Leif J. Robinson, Editor in Chief of Sky & Telescope magazine from 1980 to 2000, died at his home in Costa Rica on 27 February 2011. Robinson’s editorial stewardship, which emphasized journalistic accuracy and integrity, helped boost the magazine’s profile and circulation among both amateur and professional astronomers.
Robinson was born on 21 May 1939, in Connecticut. He moved to Southern California in 1954, where he joined the Los Angeles Astronomical Society and attended UCLA. Following the appearance of his first article in Sky & Telescope, in 1960, he became a frequent contributor on a host of topics related to amateur astronomy, variable stars, and lunar cartography. A Sky & Telescope press release reports that, while visiting his grandparents in Connecticut in 1962, Robinson received a telegram offering him an editorial position at the magazine. He initially planned to reject the offer in order to complete his studies at UCLA, but changed his mind after speaking with Sky & Telescope office staffer Caroline Nason, whom he would later marry.
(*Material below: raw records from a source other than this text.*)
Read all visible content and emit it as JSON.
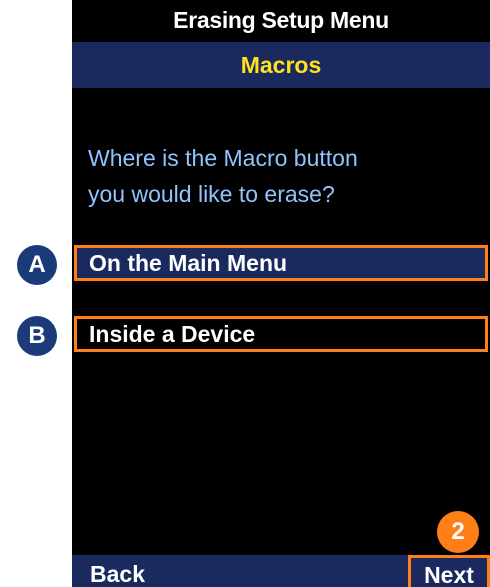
{
  "screen": {
    "title": "Erasing Setup Menu",
    "subtitle": "Macros",
    "prompt_line1": "Where is the Macro button",
    "prompt_line2": "you would like to erase?"
  },
  "options": [
    {
      "label": "On the Main Menu",
      "badge": "A",
      "selected": true
    },
    {
      "label": "Inside a Device",
      "badge": "B",
      "selected": false
    }
  ],
  "softkeys": {
    "back_label": "Back",
    "next_label": "Next"
  },
  "step_badge": "2",
  "colors": {
    "screen_background": "#000000",
    "bar_navy": "#1b2a5e",
    "subtitle_yellow": "#ffe21a",
    "prompt_blue": "#8fc4ff",
    "highlight_orange": "#ff7f17",
    "badge_navy": "#1b3a78"
  }
}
Robinson advanced through several editorial positions until 1980, when he was named the magazine’s third Editor in Chief (after Charles Federer and Joseph Ashbrook).
In person, Robinson was gregarious, quick-witted, and a fascinating conversation partner. (I completed several Sky & Telescope book projects under his tenure.) But his tell-it-like-it-is ire would occasionally reveal itself in the pages of the magazine when confronted with some case of institutional illogic or spurious science. In a January 1999 opinion piece, provocatively titled "Stupidity Squared,” Robinson fumed against congressional cancellation of the Superconducting Super Collider, then pilloried the International Space Station, which he deemed a "grossly over-budget, overpriced, $25 to $50 billion flying fiasco." Another op-ed, "Astronomers Are Jerks," lambastes colleagues who needlessly alarmed the public over a mile-wide asteroid projected to possibly strike Earth in 2028; follow-up calculations slashed the impact risk to “zero,” a flip-flop that Robinson found detrimental to the public’s perception of science. In October 1990, he sounded an optimistic (and prophetic) note following reportage of the Hubble Space Telescope’s misshapen primary mirror: “Time should soften today's public image of HST, for I truly believe the telescope will hit many home runs.”
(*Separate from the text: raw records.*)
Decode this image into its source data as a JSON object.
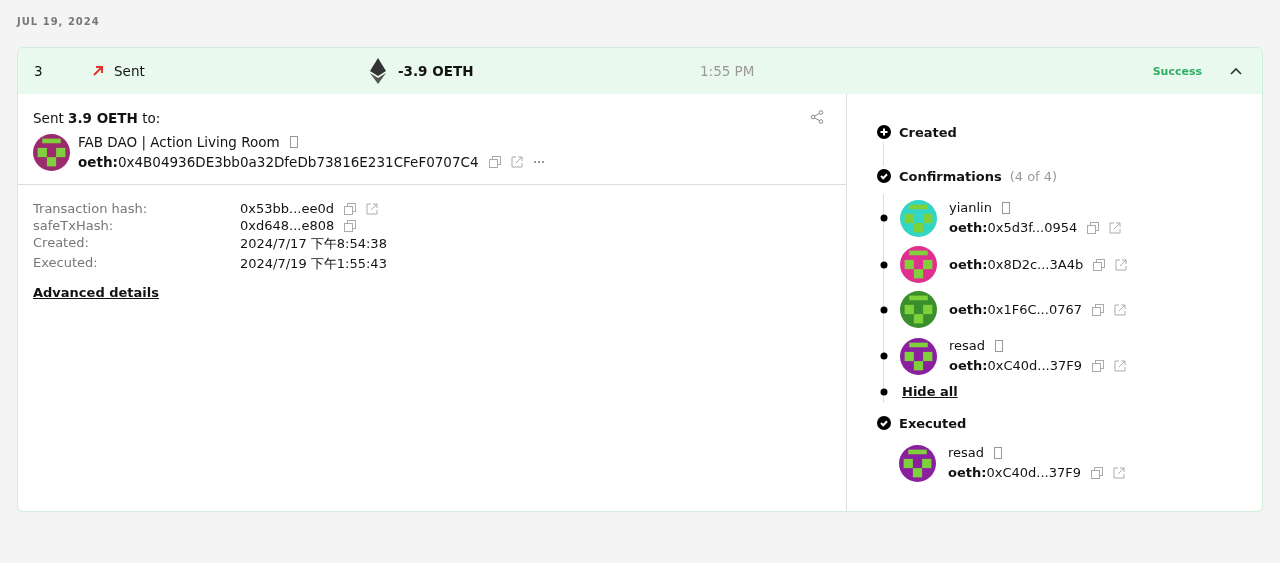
{
  "date_header": "JUL 19, 2024",
  "transaction": {
    "nonce": "3",
    "type_label": "Sent",
    "amount": "-3.9 OETH",
    "time": "1:55 PM",
    "status": "Success",
    "expanded": true
  },
  "recipient": {
    "summary": "Sent **3.9 OETH** to:",
    "name": "FAB DAO | Action Living Room",
    "address": "**oeth:**0x4B04936DE3bb0a32DfeDb73816E231CFeF0707C4",
    "color": "#9c2a6e"
  },
  "details": [
    {
      "label": "Transaction hash:",
      "value": "0x53bb...ee0d",
      "actions": [
        {
          "kind": "copy"
        },
        {
          "kind": "link"
        }
      ]
    },
    {
      "label": "safeTxHash:",
      "value": "0xd648...e808",
      "actions": [
        {
          "kind": "copy"
        }
      ]
    },
    {
      "label": "Created:",
      "value": "2024/7/17 下午8:54:38"
    },
    {
      "label": "Executed:",
      "value": "2024/7/19 下午1:55:43"
    }
  ],
  "advanced_link": "Advanced details",
  "timeline": {
    "created": "Created",
    "confirmations": "Confirmations",
    "confirmations_count": "(4 of 4)",
    "signers": [
      {
        "name": "yianlin",
        "address": "**oeth:**0x5d3f...0954",
        "color": "#33d6c4"
      },
      {
        "address": "**oeth:**0x8D2c...3A4b",
        "color": "#e0308f"
      },
      {
        "address": "**oeth:**0x1F6C...0767",
        "color": "#3a8f2c"
      },
      {
        "name": "resad",
        "address": "**oeth:**0xC40d...37F9",
        "color": "#8a1fa0"
      }
    ],
    "hide_all": "Hide all",
    "executed": "Executed",
    "executor": {
      "name": "resad",
      "address": "**oeth:**0xC40d...37F9",
      "color": "#8a1fa0"
    }
  }
}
Robinson was a tireless advocate of professional-amateur collaborations in the search for asteroids, comets, and supernovae, especially with the rapid advancement of digital imaging and computer technology. “I was one of the few people to walk in both communities with equal facility,” he said.
After authoring more than 250 articles and editing many more, Robinson retired from Sky & Telescope in 2000. But he continued to pen the magazine's popular “50 & 25 Years Ago” column and deliver talks to amateur astronomy organizations. From 2001 to 2005, he served on the Board of Directors of the Astronomical Society of the Pacific. He also authored the book Outdoor Optics, a compendium of practical information about binoculars. Robinson was an expert birdwatcher, an avocation that garnered much of his attention during his retirement years. Asteroid 1983 AR is named in his honor. Robinson is survived by his second wife “Ollie,” son Leif, Jr., and daughter Cara.
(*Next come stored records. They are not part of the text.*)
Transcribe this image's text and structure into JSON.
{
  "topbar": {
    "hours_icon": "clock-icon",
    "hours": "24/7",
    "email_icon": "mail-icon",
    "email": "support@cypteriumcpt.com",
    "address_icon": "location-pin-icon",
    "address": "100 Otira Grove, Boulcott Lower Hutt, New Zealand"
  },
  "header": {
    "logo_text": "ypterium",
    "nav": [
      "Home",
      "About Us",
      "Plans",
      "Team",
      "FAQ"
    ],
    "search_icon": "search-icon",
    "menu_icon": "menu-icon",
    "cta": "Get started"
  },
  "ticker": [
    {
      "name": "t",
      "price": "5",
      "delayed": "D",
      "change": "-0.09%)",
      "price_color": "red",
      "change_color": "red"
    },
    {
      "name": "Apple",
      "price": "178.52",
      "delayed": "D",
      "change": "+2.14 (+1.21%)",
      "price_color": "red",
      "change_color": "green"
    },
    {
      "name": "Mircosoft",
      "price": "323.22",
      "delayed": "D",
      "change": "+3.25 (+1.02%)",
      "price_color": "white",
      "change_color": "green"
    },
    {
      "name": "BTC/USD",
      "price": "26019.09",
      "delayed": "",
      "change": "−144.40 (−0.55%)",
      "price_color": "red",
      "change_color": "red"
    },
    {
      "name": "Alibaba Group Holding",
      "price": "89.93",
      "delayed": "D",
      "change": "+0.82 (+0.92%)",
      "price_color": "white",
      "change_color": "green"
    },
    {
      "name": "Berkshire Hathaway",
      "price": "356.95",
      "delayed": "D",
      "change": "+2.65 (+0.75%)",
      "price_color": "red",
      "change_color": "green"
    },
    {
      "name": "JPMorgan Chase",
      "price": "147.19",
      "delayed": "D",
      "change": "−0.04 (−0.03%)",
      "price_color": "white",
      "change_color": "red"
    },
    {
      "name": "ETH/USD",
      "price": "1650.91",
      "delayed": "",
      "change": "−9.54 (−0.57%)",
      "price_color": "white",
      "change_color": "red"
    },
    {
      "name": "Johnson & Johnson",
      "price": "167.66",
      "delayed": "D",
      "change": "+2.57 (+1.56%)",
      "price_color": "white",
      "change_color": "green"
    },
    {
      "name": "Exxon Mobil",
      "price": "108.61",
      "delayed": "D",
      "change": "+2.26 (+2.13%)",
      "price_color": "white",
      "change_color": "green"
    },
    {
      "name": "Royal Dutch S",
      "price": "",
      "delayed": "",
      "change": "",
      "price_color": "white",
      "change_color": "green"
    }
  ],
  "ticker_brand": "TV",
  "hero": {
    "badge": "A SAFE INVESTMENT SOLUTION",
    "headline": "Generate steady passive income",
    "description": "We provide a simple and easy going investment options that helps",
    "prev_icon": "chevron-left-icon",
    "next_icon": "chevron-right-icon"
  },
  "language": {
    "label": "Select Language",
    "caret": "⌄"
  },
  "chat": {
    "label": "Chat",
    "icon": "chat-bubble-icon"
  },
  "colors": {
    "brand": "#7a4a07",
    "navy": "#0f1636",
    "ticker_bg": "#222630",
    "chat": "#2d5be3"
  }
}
Celebrating the 60th anniversary of his beloved magazine in November 2001, Robinson summed up his take on the advancement of cosmic studies: "Astronomy two generations ago was simple, but only in retrospect. … As I finish this piece while listening to Elgar's Enigma Variations, I can't help but giggle at how many big unknowns surely await discovery!"
Photo: Sky & Telescope/Dennis DiCicco